Page and application data records:

:::

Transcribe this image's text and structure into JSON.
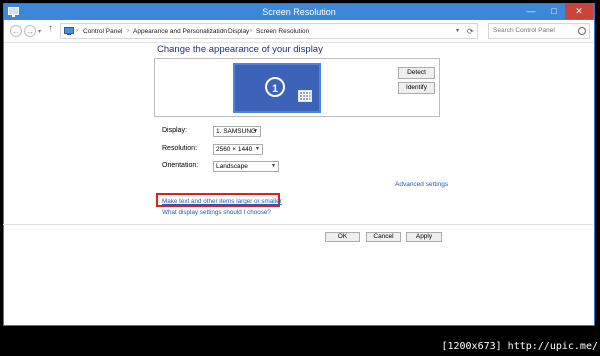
{
  "window": {
    "title": "Screen Resolution",
    "min": "—",
    "max": "□",
    "close": "✕"
  },
  "addressbar": {
    "back": "←",
    "forward": "→",
    "recent": "▾",
    "up": "↑",
    "crumbs": [
      "Control Panel",
      "Appearance and Personalization",
      "Display",
      "Screen Resolution"
    ],
    "separator": "›",
    "dropdown": "▾",
    "refresh": "⟳",
    "search_placeholder": "Search Control Panel"
  },
  "main": {
    "heading": "Change the appearance of your display",
    "monitor_number": "1",
    "detect": "Detect",
    "identify": "Identify",
    "display_label": "Display:",
    "display_value": "1. SAMSUNG",
    "resolution_label": "Resolution:",
    "resolution_value": "2560 × 1440",
    "orientation_label": "Orientation:",
    "orientation_value": "Landscape",
    "dropdown_arrow": "▼",
    "advanced": "Advanced settings",
    "text_size_link": "Make text and other items larger or smaller",
    "help_link": "What display settings should I choose?"
  },
  "footer": {
    "ok": "OK",
    "cancel": "Cancel",
    "apply": "Apply"
  },
  "watermark": "[1200x673] http://upic.me/",
  "colors": {
    "titlebar": "#3c87d8",
    "close": "#c9453b",
    "link": "#1e5db8",
    "heading": "#1e3287",
    "highlight": "#e02020",
    "monitor": "#3d63b8"
  }
}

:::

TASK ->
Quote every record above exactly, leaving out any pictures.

YOUR SOLUTION ->
Transcribe this image's text and structure into JSON.
{
  "window": {
    "title": "Screen Resolution",
    "min": "—",
    "max": "□",
    "close": "✕"
  },
  "addressbar": {
    "back": "←",
    "forward": "→",
    "recent": "▾",
    "up": "↑",
    "crumbs": [
      "Control Panel",
      "Appearance and Personalization",
      "Display",
      "Screen Resolution"
    ],
    "separator": "›",
    "dropdown": "▾",
    "refresh": "⟳",
    "search_placeholder": "Search Control Panel"
  },
  "main": {
    "heading": "Change the appearance of your display",
    "monitor_number": "1",
    "detect": "Detect",
    "identify": "Identify",
    "display_label": "Display:",
    "display_value": "1. SAMSUNG",
    "resolution_label": "Resolution:",
    "resolution_value": "2560 × 1440",
    "orientation_label": "Orientation:",
    "orientation_value": "Landscape",
    "dropdown_arrow": "▼",
    "advanced": "Advanced settings",
    "text_size_link": "Make text and other items larger or smaller",
    "help_link": "What display settings should I choose?"
  },
  "footer": {
    "ok": "OK",
    "cancel": "Cancel",
    "apply": "Apply"
  },
  "watermark": "[1200x673] http://upic.me/",
  "colors": {
    "titlebar": "#3c87d8",
    "close": "#c9453b",
    "link": "#1e5db8",
    "heading": "#1e3287",
    "highlight": "#e02020",
    "monitor": "#3d63b8"
  }
}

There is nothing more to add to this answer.